About 30 black and yellow Ambassadors taxis — affectionately known as Amby cabs — are parked under towering peepal and neem trees.
The turbaned drivers, dressed in light blue, sprawl on charpoys inside makeshift hutments, waiting for passengers.
But days are tough.
Few passengers remember the black and blue Amby anymore. Or, the smiling driver who didn’t need to be told you were headed for the airport when you stepped out of home holding a VIP briefcase.
As the Capital speeds on the development highway, there are few who wish the future hadn’t arrived so soon. The taxi driver at Ashok Hotel is one of them.
“We have nowhere to go,” says Kulwant Singh, owner of a taxi stand here.
“Our business has fallen by almost 80 per cent in the past few years. We have about 33 Ambassador taxis here. The taxis that would do 10 trips in the old days does just one now.”
The number of black and yellow Ambassadors is fast declining. In 2001, there were about 10,000 of them. Only 4,000 remain today.
Who’s eating into their pie?
The swank and swift radio cabs.
Today, there are about 3, 000 radio taxis in the city — and on an average, one radio taxi does 10 trips every day.
Driven to despair
With their business touching an all-time low, the drivers of the Amby cabs — 80 per cent of them are from Punjab and inherited the profession from their fathers — are a desperate lot. Most want to return home.
Kulwant Singh, whose father set up a stand at hotel Ashok in 1956, has lost about a dozen drivers in the past one year alone. “I have more taxis than drivers. I want to quit the business, but there is nothing else I can do.”
His agony is shared by Harchand Singh, 60, who’s been a driver for the past 30 years. The last time he saw a passenger was two days ago.
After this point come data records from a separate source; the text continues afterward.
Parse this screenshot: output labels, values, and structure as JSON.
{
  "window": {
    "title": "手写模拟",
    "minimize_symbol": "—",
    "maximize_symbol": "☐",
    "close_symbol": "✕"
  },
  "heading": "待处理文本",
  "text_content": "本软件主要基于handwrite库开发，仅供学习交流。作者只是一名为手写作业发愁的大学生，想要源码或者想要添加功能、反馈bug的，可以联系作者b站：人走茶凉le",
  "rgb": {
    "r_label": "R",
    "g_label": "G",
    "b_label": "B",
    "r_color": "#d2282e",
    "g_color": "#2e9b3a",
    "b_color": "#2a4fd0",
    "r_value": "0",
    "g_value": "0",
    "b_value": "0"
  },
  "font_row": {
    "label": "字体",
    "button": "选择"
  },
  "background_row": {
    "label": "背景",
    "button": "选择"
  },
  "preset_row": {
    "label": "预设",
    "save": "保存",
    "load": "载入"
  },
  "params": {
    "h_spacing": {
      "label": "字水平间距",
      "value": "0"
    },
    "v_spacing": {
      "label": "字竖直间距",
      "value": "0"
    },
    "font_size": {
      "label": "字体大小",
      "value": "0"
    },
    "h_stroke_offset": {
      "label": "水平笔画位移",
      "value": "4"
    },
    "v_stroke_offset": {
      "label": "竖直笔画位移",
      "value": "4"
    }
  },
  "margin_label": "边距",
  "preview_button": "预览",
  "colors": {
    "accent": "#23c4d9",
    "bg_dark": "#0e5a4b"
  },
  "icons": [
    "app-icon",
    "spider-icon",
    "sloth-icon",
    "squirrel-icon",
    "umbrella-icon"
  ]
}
“It is getting difficult to make ends meet. I make just Rs 100 a day,” he says.
As we talk to him, Sukhvinder Singh, 32, drives in.
The young driver is visibly tired, his eyes bleary from the sleepless night he spent in the waiting area of the Ashok hotel.
“I waited for a passenger at the hotel for 15 hours, but did not get a single call. This has happened for the sixth time this month,” he says.
The mood is no different at another taxi stand at Janpath, which has about dozen such cars.
Surjeet Singh, the stand owner, and his drivers — most of whom have been in the profession for 30 years — spend time in ideal gossip.
“Our taxi stand is a desolate place. Most taxis hardly get to do more than a trip a day,” he says.
The collector’s item
Amrik Singh, a taxi driver at a Raisina Road stand says the little business he gets today mainly comes from old- timers and foreigners, who still love to travel in the Amby.
“I have about 20 elderly customers who keep me going. Then there are foreigners for whom travelling in the black and yellow cab is an exotic experience,” he says.
But Kuldeep Singh, 80 , president, Delhi Taxi Men’s Union, believes it is the declining standards of the Amby drivers that has let them down.
Interestingly, Satish Sundra, who owns Ram Chander and Sons the city’s oldest toyshop at Connaught Place, says the black and yellow Ambassador has already become a collector’s item.
“I sell about 100 models of black and yellow taxis taxis every month,” he says. Perhaps the most telling sign that the black and yellow taxi is fast rolling into history.